The Stadium Sponsor Stock Curse strikes again!
The victim this time is Chesapeake Energy, whose name appears on the arena that hosts the NBA's Oklahoma City Thunder.
The curse is a somewhat fanciful but surprisingly consistent factor that CNNMoney has tracked for about a decade. It appears to weigh on the stock performance of companies with enough hubris to put their names on major sporting venues.
Chesapeake shares have been chopped nearly in half over the past 12 months.
That seems about right, as far as the curse is concerned. Of the 60 publicly traded sponsors, 37 of them -- 62% -- have had their stocks lose ground in the past 12 months, with an average drop of 21%. The S&P 500 is up 2.4% in the same period.
Of course, there's little supernatural or superstitious involved in Chesapeake's slide.
CEO Aubrey McClendon was just stripped of his title as company chairman due to controversy about an incentive program that allowed him to take personal stakes in wells drilled by the company. He used that stake to borrow as much as $1.1 billion in loans not disclosed to shareholders, according to published reports.
In addition, Chesapeake's profits have been hurt by rock-bottom natural gas prices.
If it's any consolation, Chesapeake is getting positive buzz after the Thunder captured two exciting NBA playoff games at home. The Thunder are guaranteed of playing more games in the Chesapeake Energy Arena, either later in the first round, or in the next round.
The Thunder's opponent in the NBA is the Dallas Mavericks, who play in another cursed arena -- the American Airlines Center in Dallas.
Last year, Dallas-based American had its name on both arenas used in the NBA Finals -- the Miami Heat play its games in the American Airlines Arena.
But last November, American parent AMR became the latest U.S. airline to file for bankruptcy, essentially wiping out shareholders. Its shares have lost 90%.
American's trip to bankruptcy is not unique for stadium sponsors. There are also two other arenas bearing the names of airlines that flew in and out of bankruptcy while maintaining their sponsorship deals -- the United Center in Chicago, and Toronto's Air Canada Centre.

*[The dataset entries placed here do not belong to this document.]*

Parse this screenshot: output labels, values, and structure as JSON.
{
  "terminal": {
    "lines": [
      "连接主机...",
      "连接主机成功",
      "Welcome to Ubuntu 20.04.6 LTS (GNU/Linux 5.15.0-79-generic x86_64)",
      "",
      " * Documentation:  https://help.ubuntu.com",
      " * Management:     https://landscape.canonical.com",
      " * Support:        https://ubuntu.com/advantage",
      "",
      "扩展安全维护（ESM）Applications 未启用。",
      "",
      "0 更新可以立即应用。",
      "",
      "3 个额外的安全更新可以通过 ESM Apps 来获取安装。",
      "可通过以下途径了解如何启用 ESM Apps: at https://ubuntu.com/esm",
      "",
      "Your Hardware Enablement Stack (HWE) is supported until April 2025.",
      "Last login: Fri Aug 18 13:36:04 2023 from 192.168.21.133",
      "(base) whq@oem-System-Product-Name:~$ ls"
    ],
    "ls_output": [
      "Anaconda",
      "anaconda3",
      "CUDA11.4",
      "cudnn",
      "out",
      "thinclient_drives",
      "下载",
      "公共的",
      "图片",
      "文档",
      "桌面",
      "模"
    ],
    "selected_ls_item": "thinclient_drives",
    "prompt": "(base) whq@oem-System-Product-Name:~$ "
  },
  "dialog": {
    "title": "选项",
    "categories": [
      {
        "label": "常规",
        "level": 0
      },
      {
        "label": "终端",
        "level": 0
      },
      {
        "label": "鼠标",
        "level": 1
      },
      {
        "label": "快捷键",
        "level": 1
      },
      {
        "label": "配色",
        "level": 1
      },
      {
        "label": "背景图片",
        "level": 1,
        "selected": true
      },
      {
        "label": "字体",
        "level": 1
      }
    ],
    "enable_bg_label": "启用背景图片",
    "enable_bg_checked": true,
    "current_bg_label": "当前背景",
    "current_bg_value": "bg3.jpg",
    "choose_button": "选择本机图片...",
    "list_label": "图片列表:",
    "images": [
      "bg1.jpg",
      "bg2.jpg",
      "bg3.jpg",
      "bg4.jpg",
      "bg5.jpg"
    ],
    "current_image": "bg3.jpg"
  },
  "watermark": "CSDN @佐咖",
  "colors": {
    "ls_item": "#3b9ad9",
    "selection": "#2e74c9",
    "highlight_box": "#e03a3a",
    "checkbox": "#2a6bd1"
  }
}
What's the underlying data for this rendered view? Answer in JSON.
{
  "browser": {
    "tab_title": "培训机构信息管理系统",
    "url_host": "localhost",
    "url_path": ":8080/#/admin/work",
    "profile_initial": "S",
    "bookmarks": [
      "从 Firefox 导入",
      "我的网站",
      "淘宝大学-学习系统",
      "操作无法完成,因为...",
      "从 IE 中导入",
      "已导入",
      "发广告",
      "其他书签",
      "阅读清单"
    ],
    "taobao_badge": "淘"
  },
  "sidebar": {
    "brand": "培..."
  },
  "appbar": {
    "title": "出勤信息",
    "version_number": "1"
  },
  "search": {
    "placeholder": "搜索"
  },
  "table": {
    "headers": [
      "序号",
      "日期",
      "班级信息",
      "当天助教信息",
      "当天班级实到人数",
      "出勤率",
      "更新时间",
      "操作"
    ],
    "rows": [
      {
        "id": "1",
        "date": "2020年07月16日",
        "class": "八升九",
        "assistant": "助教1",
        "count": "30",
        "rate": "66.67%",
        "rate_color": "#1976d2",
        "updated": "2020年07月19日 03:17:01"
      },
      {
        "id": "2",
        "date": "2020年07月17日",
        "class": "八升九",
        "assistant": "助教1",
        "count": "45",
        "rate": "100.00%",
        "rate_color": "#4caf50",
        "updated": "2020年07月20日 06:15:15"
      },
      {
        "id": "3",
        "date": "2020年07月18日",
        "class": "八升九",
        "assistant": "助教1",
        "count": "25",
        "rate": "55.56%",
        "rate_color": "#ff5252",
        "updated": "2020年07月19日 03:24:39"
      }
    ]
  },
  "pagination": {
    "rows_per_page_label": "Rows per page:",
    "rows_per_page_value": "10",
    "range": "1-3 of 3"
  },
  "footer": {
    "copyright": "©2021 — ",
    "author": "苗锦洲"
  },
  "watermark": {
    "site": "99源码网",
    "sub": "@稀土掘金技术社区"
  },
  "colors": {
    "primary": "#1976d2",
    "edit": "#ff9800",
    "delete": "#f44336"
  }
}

In addition, 12 other stadiums or arenas used by the four major North American team sports leagues were once adorned with the name of a company that went bankrupt. The former Enron Field in Houston, now Minute Maid Park, is probably the most famous.
Several other former sponsors have vanished, bought in a weaken state by a competitor or shut down by a corporate parent tired of losses.

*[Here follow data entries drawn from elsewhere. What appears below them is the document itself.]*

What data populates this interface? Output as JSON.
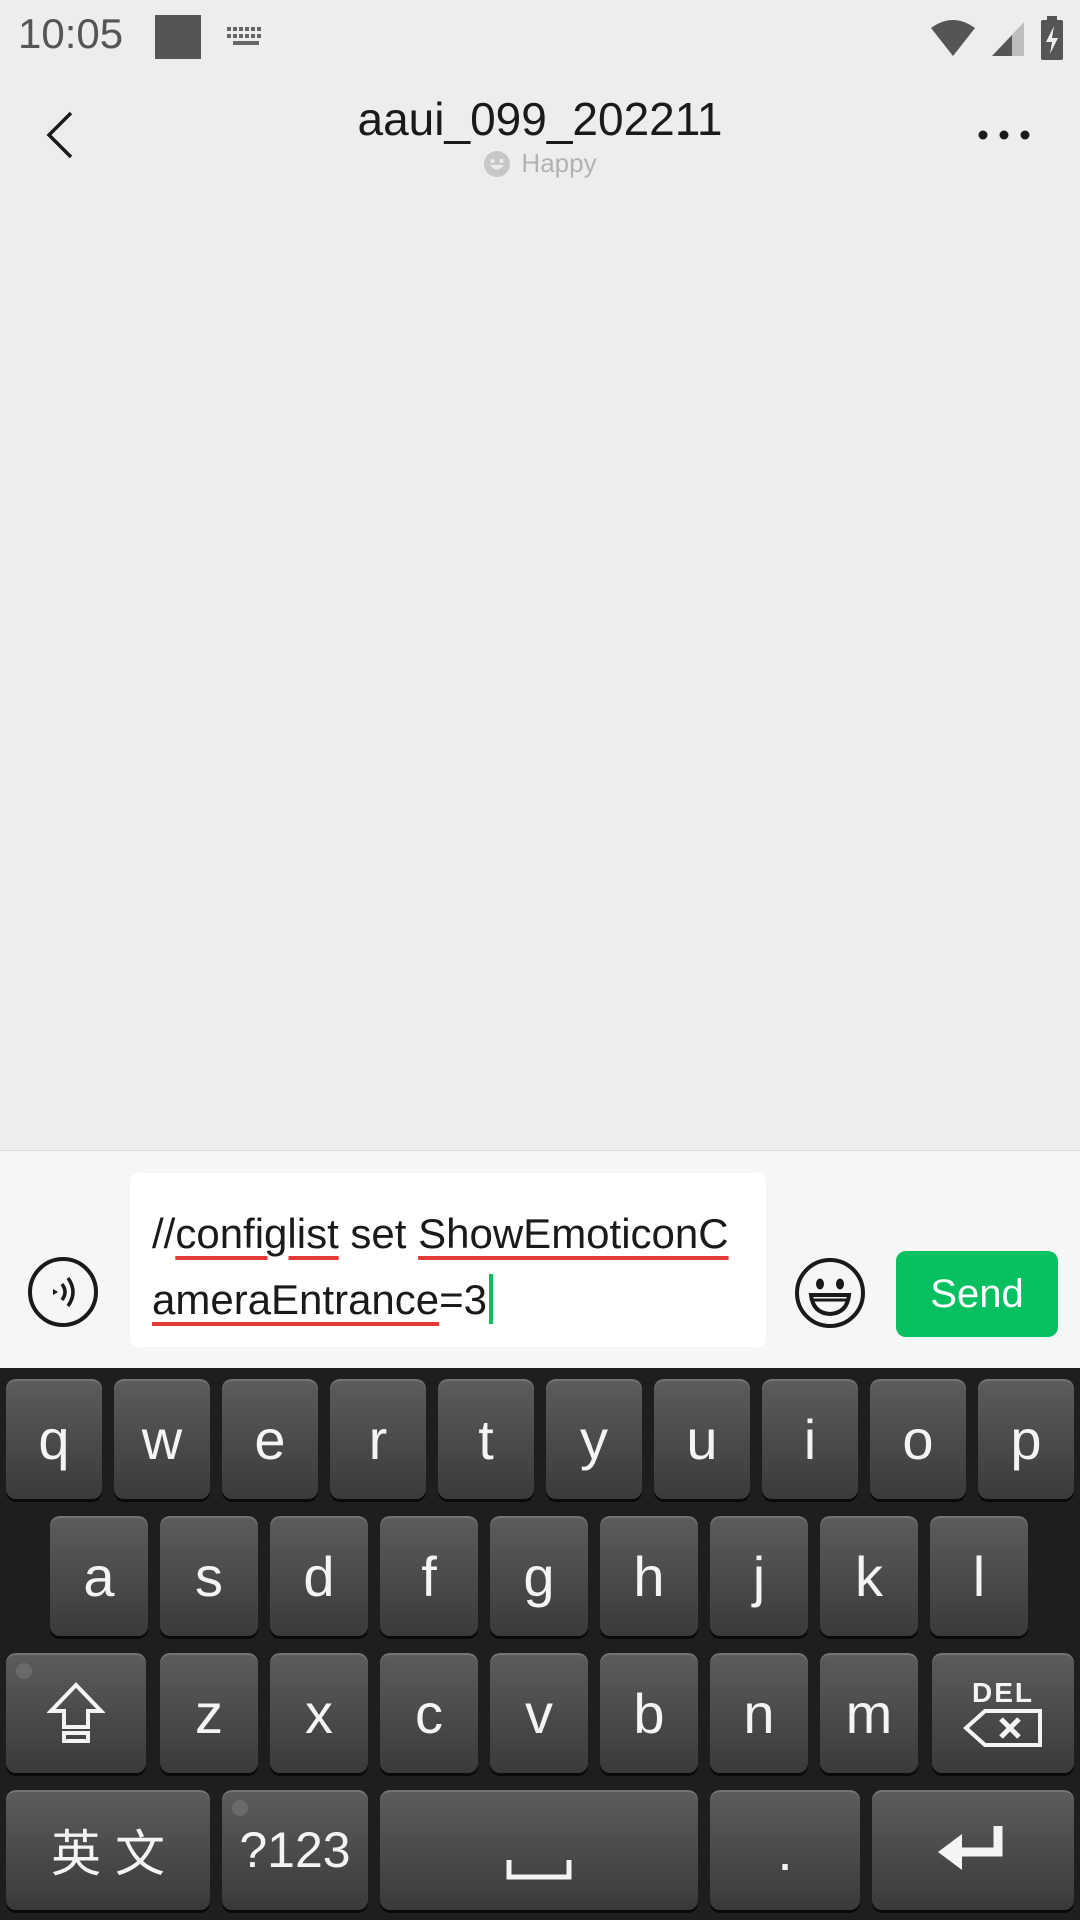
{
  "status_bar": {
    "time": "10:05",
    "icons": [
      "notification-square-icon",
      "keyboard-icon",
      "wifi-icon",
      "signal-icon",
      "battery-charging-icon"
    ]
  },
  "header": {
    "title": "aaui_099_202211",
    "status_text": "Happy",
    "status_icon": "happy-face-icon",
    "back_icon": "chevron-left-icon",
    "more_icon": "more-dots-icon"
  },
  "input_bar": {
    "voice_icon": "voice-icon",
    "text_parts": [
      "//",
      "configlist",
      " set ",
      "ShowEmoticonCameraEntrance",
      "=3"
    ],
    "emoji_icon": "emoji-icon",
    "send_label": "Send",
    "accent_color": "#07c160",
    "spellcheck_color": "#e53935"
  },
  "keyboard": {
    "row1": [
      "q",
      "w",
      "e",
      "r",
      "t",
      "y",
      "u",
      "i",
      "o",
      "p"
    ],
    "row2": [
      "a",
      "s",
      "d",
      "f",
      "g",
      "h",
      "j",
      "k",
      "l"
    ],
    "row3": [
      "z",
      "x",
      "c",
      "v",
      "b",
      "n",
      "m"
    ],
    "del_label": "DEL",
    "lang_label": "英 文",
    "symbols_label": "?123",
    "period_label": "."
  }
}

So even as Chesapeake struggles with its run of bad news this weak, its shareholders can take solace. The curse might be hurting, but it could be worse.